Civil rights attorney Benjamin Crump and Philadelphia’s former Deputy Mayor for Public Safety Everett Gillison shared a table in West Philadelphia on Wednesday to discuss the state of community-police relations — and how to make them better.
Inside an auditorium at University of Pennsylvania Law School, Crump and Gillison took turns offering solutions to one of the hottest of hot-button issues.
Crump has been at the center of the debate as an attorney for the families of Trayvon Martin, Michael Brown and Tamir Rice, black teens who were killed while unarmed.
To him, those shootings are part of a systemic problem that won’t stop until police officers are held accountable.

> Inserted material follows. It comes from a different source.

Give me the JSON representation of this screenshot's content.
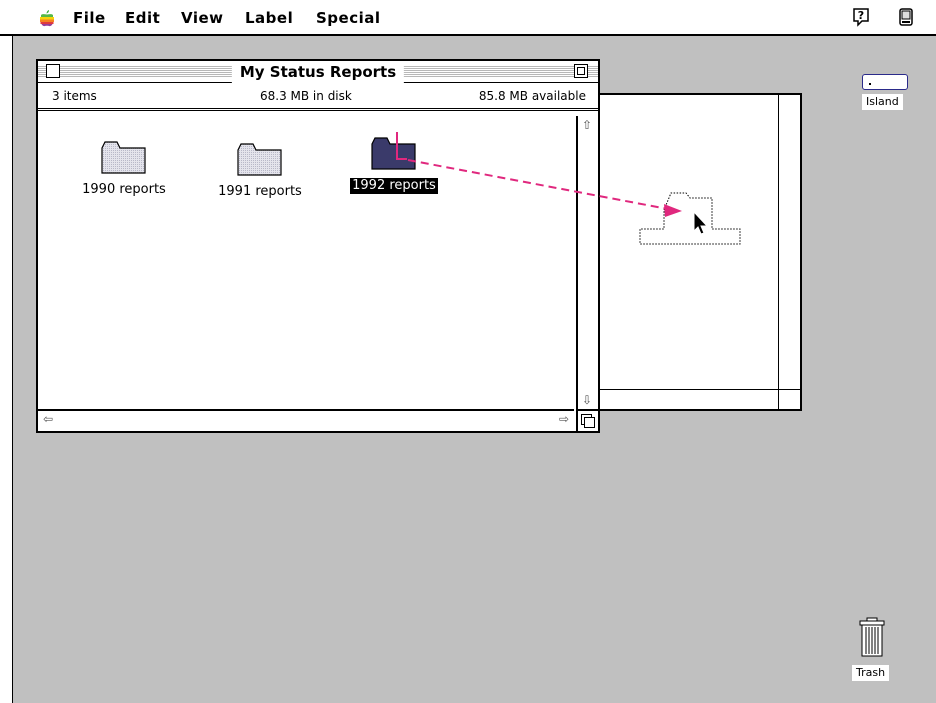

“Unless some of these police officers who break the law have to do the perp walk, then there’s no deterrent value to an officer thinking twice about whether to shoot a black boy or a brown boy in the back as he’s running away,” Crump told a full house of law students.
Gillison, also a former public defender, said police departments have to do a better job of self-regulation, particularly when it comes to weeding out problem officers.
At the same time, Gillison said, police have to be the ones to start the process of rebuilding trust in the community.
“The police have to go first because there’s a lack of trust. If we wait for the community to say, ‘OK, we trust you’ without any demonstrable action, nothing is going to go on,” said Gillison.
Penn Law invited Gillison and Crump as part of its eighth annual Public Interest Week.